  • The Young Person's Guide To The Orchestra: Theme

    No Alternative Text

    Ever hear The Young People's Guide to the Orchestra? Alternately called Variations and Fugue on a Theme of Henry Purcell, it's a score Britten wrote for a 1945 educational film for children that was shown to students all over Britain in the post-war years — check out conductor Malcom Sargeant's vocal flourish in pronouncing "scrrrrrraping" at 1:56 on the original film. Britten's score is genius: He uses a simple melody from the British Baroque composer to build 13 variations that follow the theme. Each section highlights the colors, textures and possibilities of different instruments in the orchestra, from bassoons to harp to the percussion and beyond, before bringing them all back together into a brilliant and darting fugue. And pop culture points if you picked up on Wes Anderson's use of The Young Person's Guide in his film "Moonrise Kingdom" — a movie dominated by another Britten work, his children's opera Noye's Fludde.

  • Peter Grimes: 'Now The Great Bear And Pleiades'

    No Alternative Text

    The ultimate must-hear work by Benjamin Britten might be his opera Peter Grimes.
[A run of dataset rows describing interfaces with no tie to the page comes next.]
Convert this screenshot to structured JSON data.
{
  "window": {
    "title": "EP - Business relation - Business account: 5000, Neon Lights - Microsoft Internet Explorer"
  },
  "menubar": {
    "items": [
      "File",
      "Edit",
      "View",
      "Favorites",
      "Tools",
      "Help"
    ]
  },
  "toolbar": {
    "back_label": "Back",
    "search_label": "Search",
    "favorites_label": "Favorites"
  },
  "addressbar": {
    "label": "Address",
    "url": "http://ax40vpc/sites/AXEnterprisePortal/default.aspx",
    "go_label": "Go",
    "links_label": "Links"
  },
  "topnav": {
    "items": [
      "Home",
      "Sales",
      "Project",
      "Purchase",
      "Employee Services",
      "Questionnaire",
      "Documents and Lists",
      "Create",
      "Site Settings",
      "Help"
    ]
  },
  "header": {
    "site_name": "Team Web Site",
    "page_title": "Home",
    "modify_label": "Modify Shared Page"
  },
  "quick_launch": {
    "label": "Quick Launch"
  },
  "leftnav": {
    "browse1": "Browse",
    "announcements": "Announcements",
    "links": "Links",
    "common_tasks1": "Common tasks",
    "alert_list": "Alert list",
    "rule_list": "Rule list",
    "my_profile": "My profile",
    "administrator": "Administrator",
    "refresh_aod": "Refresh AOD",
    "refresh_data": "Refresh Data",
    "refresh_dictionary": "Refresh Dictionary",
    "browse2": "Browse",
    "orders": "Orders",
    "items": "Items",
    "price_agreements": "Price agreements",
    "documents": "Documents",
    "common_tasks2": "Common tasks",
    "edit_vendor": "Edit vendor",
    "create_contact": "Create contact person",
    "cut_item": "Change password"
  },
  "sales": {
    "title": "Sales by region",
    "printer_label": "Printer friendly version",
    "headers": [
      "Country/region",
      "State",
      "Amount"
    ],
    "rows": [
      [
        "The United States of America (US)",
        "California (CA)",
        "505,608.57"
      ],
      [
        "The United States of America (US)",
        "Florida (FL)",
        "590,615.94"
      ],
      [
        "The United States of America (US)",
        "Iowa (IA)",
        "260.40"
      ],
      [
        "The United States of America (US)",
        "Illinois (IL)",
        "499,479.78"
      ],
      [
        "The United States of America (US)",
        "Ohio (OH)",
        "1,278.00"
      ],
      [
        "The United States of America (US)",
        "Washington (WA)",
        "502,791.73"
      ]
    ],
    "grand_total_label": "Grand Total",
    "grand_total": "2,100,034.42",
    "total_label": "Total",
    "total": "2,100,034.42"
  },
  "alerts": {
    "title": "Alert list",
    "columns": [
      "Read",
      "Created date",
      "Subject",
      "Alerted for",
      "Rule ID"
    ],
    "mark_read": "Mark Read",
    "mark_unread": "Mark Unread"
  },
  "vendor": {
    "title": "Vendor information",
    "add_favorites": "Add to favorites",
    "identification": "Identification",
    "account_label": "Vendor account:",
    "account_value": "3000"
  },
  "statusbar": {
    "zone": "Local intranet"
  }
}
His 1945 tale of a surly and alienated fisherman whose apprentices keep dying mysteriously only did it break down the doors for an English-speaking composer to write truly great opera in his own language, thereby breaking free of continental Europe's stranglehold on the form. It is also a riveting psychological drama that delves into the darkest psychological spaces of both the individual — the weird outsider Grimes — and the collective, mob-driven psyche of the gossipy town in which he lives. Forget opera: This is one of the great modern works for stage, period. Britten was just 32 years old when he wrote Grimes — and its premiere riveted London just a month after V-E day. The role of Grimes was written for Pears, whom we hear on this recording with Britten and the orchestra and chorus of Covent Garden.

  • War Requiem: 'Dies Irae'

    No Alternative Text

    Britten's 1961 War Requiem was written for the reconvocation of England's Coventry Cathedral, which was destroyed by a Nazi bombing in 1941. There are many incredibly poignant moments in this epically scaled work, in which the steadfastly anti-war Britten intersperses lines by British poet Wilfred Owen (who was killed in action himself) with the traditional sections of a Requiem Mass. Britten also layered the work with other kinds of symbolism: on this recording we hear the three soloists Britten had in mind when he wrote this piece — and who, to Britten's mind, represented the much-needed healing of Europe: Russian soprano (and wife of cellist Mstislav Rostropovich) Galina Vishnevskaya, the British tenor Pears and German baritone Dietrich Fischer-Dieskau.

    But inasmuch as he creates the lyrical, Britten also frequently turns the dial to 11, especially during the blazing and really harrowing "Dies Irae."